36) Eye to the Telescope - KT Tunstall - Tunstall’s debut album that cemented her as a serious artist. Although ‘Suddenly I see’ is the track everyone knows, there are so many works of immense beauty on this album, and Tunstall is able to touch upon important subjects with a deft hand and with cotton-soft vocals, that at the same time, have immense power to them. The album is a mix of rock, pop and R&B. On top of this, you can easily see elements of jazz and neo-soul, which is perhaps why this album works so well. KT can belt out a powerful chorus, and she can almost whisper some lyrics, to the point where you could cry from how pure it sounds. This album is a truly incredible album, especially given that it is a debut. I strongly recommend listening to this album; each and every song on there will grow to be your favourite at some point or other.
Notable songs: Heal Over, Other Side of the World, Through the Dark
37) Let Them Talk - Hugh Laurie - Laurie’s first venture into making a Blue’s album. And boy it works. Unlike his second album, this album is almost exclusively Laurie’s own vocals, and him playing the piano. Despite the rich bluesy sound that Laurie so perfectly captures, he never leaves you despairing; there’s a sense of warmth to his voice, to his performance, that always provides you with a feeling of hope. Instrumentally, the arrangements are wonderful, and you hear the really deep bass sounds, and light, bluesy guitar strums all at the same time. This is a fantastic album to introduce you to the Blues.
Notable songs: Battle of Jericho, Hallelujah I Love Her So, St. James’ Infirmary
38) Innerversions - Stevie Wonder - Another classic album from Stevie Wonder, filled with the same vibrant funk-soul fusions that we have come to know and love. Wonder’s Keys are fabulous, with insanely intricate and inventive bass lines, which really adds to the funk elements of the songs, which is something a lot of songs don’t bother with. Typical bass lines just follow the root note of each chord as the song’s progression, whereas Stevie Wonder writes bass lines that jump around everywhere, but in a totally musical way, and all this, combined with the horns, vocals and well-written lyrics, makes for another amazing album.

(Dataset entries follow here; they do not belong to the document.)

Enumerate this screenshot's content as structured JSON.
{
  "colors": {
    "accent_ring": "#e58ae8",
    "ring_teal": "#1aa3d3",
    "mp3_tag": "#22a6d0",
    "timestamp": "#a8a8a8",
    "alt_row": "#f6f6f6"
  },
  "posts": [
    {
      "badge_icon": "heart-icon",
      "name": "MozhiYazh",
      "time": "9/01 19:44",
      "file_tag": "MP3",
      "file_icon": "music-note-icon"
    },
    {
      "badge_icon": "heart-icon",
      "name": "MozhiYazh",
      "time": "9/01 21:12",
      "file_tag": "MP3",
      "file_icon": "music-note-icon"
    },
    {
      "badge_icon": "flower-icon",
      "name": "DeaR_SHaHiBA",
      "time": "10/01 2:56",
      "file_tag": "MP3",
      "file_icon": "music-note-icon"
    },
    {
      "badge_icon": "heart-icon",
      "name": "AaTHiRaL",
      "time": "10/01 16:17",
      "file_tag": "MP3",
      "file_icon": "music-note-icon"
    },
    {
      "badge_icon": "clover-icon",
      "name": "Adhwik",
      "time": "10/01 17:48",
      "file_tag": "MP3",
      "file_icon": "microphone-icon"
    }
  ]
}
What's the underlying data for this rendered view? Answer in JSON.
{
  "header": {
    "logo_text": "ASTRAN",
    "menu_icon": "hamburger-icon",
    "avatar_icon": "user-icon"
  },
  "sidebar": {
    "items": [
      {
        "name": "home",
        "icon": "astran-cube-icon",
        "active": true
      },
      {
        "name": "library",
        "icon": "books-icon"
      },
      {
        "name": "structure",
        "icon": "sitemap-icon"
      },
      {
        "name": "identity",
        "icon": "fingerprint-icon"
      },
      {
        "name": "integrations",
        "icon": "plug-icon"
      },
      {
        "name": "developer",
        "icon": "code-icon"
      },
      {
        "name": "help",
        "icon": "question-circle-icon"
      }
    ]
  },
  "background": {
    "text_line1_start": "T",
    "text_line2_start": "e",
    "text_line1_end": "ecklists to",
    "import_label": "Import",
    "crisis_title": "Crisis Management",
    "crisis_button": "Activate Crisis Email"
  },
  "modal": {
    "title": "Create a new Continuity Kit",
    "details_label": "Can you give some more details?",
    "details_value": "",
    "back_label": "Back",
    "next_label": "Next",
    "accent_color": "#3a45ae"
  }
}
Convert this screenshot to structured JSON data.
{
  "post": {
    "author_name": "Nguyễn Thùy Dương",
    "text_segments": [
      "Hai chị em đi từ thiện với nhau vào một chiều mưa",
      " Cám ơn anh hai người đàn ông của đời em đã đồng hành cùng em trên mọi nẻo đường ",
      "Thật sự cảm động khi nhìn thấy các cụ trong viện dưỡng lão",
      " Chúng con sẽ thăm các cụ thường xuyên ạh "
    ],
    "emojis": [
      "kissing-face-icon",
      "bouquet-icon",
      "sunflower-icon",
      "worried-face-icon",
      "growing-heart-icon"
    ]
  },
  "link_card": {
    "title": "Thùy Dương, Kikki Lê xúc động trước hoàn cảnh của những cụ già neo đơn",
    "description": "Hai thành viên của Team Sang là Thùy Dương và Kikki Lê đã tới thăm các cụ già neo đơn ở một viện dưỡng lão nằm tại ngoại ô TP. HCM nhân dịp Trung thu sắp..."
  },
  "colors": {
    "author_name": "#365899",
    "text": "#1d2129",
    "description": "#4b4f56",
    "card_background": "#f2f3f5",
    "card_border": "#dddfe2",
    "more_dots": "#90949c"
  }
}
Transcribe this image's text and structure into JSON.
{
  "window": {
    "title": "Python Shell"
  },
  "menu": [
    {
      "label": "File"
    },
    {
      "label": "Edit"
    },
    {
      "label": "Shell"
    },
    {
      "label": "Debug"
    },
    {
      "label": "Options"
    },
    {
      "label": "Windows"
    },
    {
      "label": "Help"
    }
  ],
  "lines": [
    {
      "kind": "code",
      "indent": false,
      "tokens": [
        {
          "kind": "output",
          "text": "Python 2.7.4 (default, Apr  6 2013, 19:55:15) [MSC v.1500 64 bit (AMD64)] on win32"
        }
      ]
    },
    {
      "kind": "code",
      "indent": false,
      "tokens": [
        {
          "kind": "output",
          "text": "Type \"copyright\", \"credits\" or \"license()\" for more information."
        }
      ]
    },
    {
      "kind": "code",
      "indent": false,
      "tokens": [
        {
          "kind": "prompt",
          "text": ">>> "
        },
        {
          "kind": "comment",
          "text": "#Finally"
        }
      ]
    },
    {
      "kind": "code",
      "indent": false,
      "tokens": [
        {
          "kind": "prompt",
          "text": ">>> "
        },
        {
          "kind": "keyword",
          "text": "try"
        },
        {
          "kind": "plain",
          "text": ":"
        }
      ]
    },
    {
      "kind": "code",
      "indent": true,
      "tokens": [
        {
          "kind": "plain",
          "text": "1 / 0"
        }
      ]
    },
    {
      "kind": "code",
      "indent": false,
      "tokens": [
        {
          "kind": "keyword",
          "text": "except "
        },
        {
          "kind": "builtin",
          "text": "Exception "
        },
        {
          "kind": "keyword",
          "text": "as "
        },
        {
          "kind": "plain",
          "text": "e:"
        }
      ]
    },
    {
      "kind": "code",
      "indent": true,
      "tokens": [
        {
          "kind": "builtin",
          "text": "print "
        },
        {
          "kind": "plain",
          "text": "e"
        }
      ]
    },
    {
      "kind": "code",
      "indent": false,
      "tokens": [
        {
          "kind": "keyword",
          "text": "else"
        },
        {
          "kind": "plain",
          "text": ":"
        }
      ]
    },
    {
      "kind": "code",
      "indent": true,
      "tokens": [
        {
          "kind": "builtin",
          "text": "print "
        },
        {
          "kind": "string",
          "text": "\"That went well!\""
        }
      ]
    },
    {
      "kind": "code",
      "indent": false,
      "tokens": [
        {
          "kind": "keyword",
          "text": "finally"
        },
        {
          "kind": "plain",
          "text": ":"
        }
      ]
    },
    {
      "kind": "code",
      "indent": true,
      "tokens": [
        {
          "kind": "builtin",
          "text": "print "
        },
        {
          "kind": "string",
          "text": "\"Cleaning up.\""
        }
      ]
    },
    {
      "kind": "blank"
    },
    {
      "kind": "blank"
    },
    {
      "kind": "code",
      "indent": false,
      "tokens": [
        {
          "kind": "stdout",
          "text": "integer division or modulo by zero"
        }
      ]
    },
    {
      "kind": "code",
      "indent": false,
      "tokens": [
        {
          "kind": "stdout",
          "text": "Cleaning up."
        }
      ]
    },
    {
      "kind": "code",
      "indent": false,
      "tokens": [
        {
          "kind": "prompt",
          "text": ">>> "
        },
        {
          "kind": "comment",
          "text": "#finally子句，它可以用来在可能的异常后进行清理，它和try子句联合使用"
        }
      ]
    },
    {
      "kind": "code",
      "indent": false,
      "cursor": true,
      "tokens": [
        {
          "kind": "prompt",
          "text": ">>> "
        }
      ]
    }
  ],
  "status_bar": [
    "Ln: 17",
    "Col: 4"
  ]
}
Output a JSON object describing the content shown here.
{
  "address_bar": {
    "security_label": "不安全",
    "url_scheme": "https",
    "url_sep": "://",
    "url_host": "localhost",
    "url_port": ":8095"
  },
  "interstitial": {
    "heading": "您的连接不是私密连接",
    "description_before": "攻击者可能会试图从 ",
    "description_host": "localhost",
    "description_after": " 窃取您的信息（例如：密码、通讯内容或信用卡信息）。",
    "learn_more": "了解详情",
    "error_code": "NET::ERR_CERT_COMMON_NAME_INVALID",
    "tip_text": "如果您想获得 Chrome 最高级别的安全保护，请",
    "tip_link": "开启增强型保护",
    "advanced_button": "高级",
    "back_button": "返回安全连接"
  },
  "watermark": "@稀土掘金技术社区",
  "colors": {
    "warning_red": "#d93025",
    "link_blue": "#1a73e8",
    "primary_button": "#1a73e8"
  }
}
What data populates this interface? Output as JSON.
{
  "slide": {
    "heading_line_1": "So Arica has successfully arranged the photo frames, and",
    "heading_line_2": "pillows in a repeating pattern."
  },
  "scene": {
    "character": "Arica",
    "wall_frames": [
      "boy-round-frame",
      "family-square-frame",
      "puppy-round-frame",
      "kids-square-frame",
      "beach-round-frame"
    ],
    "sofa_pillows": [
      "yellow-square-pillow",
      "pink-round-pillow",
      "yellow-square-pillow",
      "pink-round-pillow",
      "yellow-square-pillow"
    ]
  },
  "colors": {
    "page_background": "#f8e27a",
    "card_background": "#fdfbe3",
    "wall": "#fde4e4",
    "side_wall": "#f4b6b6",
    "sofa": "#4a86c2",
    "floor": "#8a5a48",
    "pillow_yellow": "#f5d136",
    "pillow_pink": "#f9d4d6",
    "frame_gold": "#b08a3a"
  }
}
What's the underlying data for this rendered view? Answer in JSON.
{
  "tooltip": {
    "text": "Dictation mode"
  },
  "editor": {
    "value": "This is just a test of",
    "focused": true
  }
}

Notable songs: Living for the City, Don’t You Worry ‘Bout a Thing, Higher Ground
39) The Whole Story - Kate Bush - A compilation of some of Kate Bush’s finest work. Bush has a truly unique vocal sound that remains unparalleled. You can immediately tell when she begins to sing, and there is no doubt whatsoever it is her. Her voice gives such emotion and performance to each song, and as such, every time you hear a song, it feels as powerful as it did the first time you heard it.
Notable songs: Running Up That Hill, Wuthering Heights, Babooshka
40) When the Pawn… - Fiona Apple - A fantastic Jazz Pop offering from an extraordinary vocalist. She reaches highs and lows, not only in her vocals, but lyrically too. Her words are nothing short of poetic, and witty too. Her voice has a wonderful richness, sultriness even, to it, and that atop of astutely arranged horns, strings, piano, bass and more, makes for a truly remarkable album.
Notable songs: A Mistake, Paper Bag, I Know